The way the NFL is currently set up, successfully running a team is about more than compiling the best talent. It’s about assembling the best talent for the right value. A bad deal or two has a chance to sink a team’s chances to spend money elsewhere, giving them less of a chance to compete. As teams start preparing for the 2019 season, let’s take a look at five overpaid NFL players killing their teams’ salary caps.
5. Kyle Long
Long is only in the second season of a four-year extension with the Chicago Bears. He represents a modest $5.6 million cap hit for Chicago in 2019, but he restructured his deal to become slightly more team-friendly this offseason.
Long is a fine player when he’s on the field, but he has a fairly long injury history. He missed significant time in 2018 to injuries. He’s also 30 years old, which is practically ancient in NFL years. Bears fans may question the team’s investment in Long if he’s unable to stay on the field for long stretches.
4. Joe Flacco
Since Peyton Manning retired, the Broncos have found themselves without a solid option at QB. They turned to Brock Osweiler, Paxton Lynch, and Case Keenum among others, and no one could play at a high level. In a fit of desperation, the team made a deal this offseason with the Ravens for the services of Joe Flacco.
Flacco put together the finest postseason in NFL history on his way to a Super Bowl championship, but that was several years ago. The last few seasons have served as a stark contrast to that one, however, as Flacco struggled and lost the starting job to rookie Lamar Jackson.
Flacco stands to make $18.5, $20.25 and $24.25 million over the next three seasons in Denver. While this is relatively low for a starting QB in today’s NFL compared to what elite passers make, Flacco is no longer elite. If he can’t play at the high level he used to, the money he’s making will look disastrous compared to what teams like the Rams and Chiefs are paying their much more effective QBs on rookie deals. Based on his recent history, we’d say Flacco is one of the most overpaid NFL players in 2019.
3. Jason Witten
After deciding the broadcast booth wasn’t for him, Jason Witten returned to his former team in Dallas. The Cowboys are reportedly paying him $4.25 million in 2019. There are also reports that he’ll only play about a quarter of the team’s snaps on offense.
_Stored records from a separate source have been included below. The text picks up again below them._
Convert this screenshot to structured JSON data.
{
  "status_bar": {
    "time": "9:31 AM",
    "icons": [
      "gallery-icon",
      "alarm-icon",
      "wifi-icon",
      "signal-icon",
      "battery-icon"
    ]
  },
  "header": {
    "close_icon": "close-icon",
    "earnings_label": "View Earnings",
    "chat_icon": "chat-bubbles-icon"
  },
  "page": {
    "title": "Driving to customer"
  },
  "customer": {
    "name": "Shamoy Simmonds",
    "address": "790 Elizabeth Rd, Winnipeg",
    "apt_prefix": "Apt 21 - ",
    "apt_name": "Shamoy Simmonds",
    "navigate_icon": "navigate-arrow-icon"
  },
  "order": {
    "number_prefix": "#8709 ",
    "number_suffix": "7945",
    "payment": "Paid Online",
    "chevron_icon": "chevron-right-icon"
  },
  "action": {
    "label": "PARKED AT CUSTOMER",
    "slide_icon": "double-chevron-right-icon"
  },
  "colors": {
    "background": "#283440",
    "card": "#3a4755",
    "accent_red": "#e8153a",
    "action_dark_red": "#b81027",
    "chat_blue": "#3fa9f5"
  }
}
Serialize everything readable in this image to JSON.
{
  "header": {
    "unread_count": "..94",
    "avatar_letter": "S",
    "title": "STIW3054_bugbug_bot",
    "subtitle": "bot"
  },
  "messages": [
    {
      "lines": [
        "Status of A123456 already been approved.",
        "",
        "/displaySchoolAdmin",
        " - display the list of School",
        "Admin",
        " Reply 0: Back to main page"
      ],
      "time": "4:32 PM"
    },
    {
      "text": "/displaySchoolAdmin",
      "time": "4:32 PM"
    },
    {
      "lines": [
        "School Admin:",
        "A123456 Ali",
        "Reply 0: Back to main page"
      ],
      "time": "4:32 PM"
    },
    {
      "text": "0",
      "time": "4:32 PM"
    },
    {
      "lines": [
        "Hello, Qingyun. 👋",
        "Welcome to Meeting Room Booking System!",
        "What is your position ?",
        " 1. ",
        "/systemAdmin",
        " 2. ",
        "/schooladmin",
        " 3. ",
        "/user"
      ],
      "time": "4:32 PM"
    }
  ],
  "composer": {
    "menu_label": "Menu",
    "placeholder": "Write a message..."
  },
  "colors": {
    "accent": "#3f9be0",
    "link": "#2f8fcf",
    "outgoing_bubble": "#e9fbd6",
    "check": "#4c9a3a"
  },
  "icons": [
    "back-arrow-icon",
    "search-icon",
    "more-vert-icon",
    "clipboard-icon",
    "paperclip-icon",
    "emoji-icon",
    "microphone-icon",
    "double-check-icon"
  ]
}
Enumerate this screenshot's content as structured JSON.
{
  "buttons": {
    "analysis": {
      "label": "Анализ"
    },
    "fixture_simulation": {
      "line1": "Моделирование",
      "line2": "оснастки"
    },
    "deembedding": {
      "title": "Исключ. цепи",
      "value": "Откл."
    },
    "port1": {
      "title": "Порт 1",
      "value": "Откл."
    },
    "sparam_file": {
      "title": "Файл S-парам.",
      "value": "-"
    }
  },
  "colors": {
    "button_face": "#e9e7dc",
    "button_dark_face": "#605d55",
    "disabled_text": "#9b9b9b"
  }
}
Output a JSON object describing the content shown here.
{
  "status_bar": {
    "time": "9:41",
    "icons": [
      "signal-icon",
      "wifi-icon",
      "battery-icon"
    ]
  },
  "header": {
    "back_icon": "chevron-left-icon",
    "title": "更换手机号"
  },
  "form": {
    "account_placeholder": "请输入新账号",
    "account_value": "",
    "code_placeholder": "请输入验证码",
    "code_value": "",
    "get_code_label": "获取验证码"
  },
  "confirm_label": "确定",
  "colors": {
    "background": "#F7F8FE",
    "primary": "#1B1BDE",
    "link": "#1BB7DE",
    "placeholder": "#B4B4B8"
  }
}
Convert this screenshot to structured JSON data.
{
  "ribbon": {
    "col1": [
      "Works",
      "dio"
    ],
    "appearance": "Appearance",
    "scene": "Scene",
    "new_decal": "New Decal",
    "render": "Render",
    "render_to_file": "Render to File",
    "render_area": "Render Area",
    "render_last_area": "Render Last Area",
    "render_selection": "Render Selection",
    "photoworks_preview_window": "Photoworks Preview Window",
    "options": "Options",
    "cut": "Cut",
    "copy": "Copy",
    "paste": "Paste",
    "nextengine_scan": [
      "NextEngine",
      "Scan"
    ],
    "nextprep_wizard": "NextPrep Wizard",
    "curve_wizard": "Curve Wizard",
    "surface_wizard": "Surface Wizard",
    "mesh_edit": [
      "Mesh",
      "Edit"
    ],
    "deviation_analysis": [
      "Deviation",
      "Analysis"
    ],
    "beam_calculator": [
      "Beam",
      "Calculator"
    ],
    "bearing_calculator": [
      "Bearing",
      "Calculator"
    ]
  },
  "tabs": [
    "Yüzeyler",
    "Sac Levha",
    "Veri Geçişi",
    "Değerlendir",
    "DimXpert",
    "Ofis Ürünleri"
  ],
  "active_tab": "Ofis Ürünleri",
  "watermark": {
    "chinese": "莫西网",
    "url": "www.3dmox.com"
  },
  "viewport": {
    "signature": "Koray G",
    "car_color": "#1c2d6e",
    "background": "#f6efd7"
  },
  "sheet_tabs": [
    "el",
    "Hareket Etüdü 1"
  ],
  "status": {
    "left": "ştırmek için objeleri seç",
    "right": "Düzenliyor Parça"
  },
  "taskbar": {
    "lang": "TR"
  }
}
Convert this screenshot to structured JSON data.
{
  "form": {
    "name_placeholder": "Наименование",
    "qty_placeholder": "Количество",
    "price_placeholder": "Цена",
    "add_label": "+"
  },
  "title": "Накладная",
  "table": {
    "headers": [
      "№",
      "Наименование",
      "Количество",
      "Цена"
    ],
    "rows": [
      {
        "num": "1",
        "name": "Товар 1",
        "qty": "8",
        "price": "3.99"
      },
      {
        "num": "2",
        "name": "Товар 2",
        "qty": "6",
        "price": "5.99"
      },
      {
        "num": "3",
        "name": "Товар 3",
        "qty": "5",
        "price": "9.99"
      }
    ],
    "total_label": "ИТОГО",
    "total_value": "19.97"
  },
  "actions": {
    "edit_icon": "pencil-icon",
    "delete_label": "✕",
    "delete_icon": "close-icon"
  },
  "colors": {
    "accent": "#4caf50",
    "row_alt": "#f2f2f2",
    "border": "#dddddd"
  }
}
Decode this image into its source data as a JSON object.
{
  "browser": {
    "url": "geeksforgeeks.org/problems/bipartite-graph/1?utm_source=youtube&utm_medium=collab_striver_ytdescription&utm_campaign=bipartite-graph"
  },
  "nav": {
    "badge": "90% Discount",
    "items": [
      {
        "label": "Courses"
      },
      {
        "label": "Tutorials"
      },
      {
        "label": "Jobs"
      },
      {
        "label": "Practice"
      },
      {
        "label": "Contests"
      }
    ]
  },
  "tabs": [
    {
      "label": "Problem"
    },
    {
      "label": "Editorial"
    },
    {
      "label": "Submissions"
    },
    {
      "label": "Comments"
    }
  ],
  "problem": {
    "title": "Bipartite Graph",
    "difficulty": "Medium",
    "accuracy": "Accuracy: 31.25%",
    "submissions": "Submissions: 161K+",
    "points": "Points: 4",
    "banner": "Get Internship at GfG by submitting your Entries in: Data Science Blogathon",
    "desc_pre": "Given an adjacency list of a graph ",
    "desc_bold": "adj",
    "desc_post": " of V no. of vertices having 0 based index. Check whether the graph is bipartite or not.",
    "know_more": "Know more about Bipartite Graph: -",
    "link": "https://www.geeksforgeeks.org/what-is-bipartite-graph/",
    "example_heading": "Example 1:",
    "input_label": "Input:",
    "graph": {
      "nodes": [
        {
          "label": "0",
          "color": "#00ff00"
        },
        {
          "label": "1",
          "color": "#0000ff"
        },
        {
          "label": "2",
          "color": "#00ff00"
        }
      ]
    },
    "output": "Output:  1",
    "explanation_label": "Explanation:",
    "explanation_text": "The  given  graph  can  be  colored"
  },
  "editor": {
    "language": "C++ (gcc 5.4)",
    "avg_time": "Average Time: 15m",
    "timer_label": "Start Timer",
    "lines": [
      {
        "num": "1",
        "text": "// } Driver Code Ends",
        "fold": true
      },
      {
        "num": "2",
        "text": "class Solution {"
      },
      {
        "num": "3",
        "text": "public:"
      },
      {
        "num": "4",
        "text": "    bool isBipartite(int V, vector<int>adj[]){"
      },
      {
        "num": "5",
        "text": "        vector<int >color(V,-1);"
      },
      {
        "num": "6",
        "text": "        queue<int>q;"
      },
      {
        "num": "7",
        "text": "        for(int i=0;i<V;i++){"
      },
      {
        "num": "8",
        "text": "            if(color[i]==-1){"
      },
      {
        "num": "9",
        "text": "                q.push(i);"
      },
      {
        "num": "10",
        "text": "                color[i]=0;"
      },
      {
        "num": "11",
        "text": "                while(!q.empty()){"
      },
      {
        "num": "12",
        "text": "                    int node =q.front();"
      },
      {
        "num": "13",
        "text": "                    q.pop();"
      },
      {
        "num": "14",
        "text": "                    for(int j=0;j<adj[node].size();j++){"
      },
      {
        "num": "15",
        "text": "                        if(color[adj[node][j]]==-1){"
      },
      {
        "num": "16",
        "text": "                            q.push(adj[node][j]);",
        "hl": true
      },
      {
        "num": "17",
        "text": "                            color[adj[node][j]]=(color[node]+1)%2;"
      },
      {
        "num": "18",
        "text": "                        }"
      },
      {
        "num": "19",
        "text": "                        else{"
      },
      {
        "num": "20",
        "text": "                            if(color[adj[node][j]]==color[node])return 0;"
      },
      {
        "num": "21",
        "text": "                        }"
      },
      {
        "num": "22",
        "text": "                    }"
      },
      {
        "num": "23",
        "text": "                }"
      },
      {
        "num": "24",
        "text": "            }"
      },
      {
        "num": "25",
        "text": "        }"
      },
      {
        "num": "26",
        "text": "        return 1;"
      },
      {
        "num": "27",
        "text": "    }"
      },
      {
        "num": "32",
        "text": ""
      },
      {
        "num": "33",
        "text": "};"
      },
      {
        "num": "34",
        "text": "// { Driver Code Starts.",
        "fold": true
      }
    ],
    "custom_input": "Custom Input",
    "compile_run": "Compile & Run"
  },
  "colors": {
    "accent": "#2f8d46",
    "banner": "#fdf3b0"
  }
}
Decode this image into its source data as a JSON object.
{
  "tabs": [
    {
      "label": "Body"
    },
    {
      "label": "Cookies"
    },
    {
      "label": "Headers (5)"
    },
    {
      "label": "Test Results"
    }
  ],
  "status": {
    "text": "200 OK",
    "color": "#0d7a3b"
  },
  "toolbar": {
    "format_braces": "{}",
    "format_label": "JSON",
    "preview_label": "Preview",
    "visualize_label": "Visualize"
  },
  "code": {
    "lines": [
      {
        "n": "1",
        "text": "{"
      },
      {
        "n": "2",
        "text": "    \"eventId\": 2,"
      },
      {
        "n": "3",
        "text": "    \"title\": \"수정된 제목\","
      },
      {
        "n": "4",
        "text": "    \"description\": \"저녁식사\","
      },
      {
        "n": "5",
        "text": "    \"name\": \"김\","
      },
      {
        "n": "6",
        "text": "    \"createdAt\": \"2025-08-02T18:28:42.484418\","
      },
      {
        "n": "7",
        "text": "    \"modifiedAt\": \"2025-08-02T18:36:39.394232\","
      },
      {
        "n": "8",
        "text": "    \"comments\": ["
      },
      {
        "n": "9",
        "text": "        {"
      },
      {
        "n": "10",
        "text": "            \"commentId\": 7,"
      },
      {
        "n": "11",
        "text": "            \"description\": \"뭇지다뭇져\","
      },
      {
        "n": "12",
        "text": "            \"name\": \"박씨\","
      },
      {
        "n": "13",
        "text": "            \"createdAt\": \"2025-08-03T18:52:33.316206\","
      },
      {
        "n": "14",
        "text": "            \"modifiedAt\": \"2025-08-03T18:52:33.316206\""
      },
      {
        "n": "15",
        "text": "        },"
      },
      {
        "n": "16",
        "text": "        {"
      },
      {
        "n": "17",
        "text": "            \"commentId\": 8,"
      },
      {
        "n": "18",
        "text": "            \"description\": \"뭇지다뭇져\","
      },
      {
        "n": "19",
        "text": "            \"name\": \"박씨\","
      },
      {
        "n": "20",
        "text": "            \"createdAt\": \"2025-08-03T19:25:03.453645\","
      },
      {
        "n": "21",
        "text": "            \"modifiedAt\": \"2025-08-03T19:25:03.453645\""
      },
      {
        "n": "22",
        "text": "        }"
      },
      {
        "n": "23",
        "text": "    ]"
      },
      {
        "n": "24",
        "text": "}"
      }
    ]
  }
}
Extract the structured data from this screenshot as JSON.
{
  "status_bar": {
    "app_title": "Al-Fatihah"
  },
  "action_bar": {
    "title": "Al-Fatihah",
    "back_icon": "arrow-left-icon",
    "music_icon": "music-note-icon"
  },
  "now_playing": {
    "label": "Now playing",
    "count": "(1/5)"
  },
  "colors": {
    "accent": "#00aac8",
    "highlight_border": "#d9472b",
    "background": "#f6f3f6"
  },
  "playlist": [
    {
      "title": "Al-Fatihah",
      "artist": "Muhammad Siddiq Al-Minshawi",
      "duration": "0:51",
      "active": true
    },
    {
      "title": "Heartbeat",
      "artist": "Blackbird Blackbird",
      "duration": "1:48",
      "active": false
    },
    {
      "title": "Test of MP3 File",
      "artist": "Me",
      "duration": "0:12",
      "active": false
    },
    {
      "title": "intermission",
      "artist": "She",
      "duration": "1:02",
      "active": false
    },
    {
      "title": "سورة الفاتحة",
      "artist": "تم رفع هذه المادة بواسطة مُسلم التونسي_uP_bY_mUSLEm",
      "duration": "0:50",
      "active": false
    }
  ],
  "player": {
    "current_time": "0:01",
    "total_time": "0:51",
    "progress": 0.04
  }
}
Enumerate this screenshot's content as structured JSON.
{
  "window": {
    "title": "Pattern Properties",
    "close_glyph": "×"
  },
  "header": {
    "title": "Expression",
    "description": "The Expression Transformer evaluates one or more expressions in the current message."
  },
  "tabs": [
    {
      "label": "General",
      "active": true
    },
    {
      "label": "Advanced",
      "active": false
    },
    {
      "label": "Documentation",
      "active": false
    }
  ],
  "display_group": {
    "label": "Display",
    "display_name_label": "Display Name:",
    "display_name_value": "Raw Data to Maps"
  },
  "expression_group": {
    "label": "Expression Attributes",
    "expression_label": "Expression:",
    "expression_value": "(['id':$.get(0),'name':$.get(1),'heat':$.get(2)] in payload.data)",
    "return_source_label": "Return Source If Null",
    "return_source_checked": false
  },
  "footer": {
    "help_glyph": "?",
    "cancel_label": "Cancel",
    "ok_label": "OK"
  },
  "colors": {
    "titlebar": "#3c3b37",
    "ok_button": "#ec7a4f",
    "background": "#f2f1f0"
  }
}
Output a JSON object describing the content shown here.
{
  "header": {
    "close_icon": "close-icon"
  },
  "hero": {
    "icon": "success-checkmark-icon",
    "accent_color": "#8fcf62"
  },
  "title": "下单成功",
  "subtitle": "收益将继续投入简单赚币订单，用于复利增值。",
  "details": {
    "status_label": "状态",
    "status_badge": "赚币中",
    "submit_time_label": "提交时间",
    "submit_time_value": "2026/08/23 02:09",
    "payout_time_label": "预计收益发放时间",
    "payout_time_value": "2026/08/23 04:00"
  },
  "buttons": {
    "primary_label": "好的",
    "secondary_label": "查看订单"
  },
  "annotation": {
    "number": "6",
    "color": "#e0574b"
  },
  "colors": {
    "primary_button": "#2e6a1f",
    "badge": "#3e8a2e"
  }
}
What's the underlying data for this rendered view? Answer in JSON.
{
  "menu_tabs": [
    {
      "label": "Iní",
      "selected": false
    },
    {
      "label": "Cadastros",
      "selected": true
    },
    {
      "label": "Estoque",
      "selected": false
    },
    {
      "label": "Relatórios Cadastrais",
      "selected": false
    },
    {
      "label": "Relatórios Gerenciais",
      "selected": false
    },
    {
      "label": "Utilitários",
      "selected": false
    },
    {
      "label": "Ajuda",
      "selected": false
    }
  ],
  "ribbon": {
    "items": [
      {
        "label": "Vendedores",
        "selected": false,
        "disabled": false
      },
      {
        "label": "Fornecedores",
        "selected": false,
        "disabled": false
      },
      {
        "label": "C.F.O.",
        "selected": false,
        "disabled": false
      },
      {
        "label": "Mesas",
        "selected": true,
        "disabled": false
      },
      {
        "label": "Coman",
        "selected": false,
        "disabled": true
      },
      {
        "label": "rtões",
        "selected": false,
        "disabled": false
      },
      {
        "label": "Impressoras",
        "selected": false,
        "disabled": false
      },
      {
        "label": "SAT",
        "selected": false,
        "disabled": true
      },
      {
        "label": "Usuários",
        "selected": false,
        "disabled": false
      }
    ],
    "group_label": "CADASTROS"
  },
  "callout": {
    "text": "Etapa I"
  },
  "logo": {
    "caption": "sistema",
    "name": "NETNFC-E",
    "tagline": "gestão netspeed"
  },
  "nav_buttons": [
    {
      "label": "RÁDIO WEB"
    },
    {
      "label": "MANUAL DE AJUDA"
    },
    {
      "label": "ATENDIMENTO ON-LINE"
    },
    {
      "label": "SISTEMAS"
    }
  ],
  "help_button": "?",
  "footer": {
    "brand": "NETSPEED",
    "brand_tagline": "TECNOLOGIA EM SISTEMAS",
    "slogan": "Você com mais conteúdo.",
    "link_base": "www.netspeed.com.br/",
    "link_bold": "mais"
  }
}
There are three main reasons why Witten’s contract may be a big problem for the team’s salary cap considerations:
- He’s been off for a year, and there’s no telling how his body will re-adjust to the pounding of professional football. Though he was known as an elite pass-catching tight end, Witten was never one to shy away from contact or blocking.
- Witten is 36 years old. Even if he had played last year, he’s due for a decline.
- Only playing 25% of the team’s snaps means that the team won’t get as many opportunities to get big plays out of Witten, something he was known for during his first outstanding stint with the team.
Witten’s deal feels more like a bonus for one of the franchise’s all-time greats rather than a sound football decision.
2. Todd Gurley
Todd Gurley is a highly gifted running back. Last offseason, the Rams signed him to a monster extension keeping him with the team until 2023, and he earned it. However, Los Angeles to cut his usage significantly during its run to last year’s Super Bowl. His cap hit surpasses $30 million for 2020 and 2021 combined, according to Spotrac, which is a lot of money at a disposable position such as running back.
The bottom line? Gurley’s great but not really a great fit for Sean McVay’s offense. He also may have lingering injury issues to deal with in 2019 and beyond. The big extension they gave him is looking more and more like a big mistake and one of the most overpaid NFL players wrecking his team’s salary cap.
1. Kirk Cousins
You have to give Kirk Cousins credit. He was able to parlay his solid play and the Washington Redskins’ uncertainty in his status as their QB of the future into three lucrative one-year deals under the franchise tag. That ended last offseason when the Skins moved on, and Cousins signed a big deal in Minnesota for three years and $84 million.
Cousins underperformed last season as Minnesota missed the playoffs. Now, the Vikings are stuck dedicating a large percentage of their cap to one player that may not be consistent enough to warrant the money. Based on the money and his uneven results, Cousins definitely fits in among the most overpaid NFL players killing their teams’ salary caps.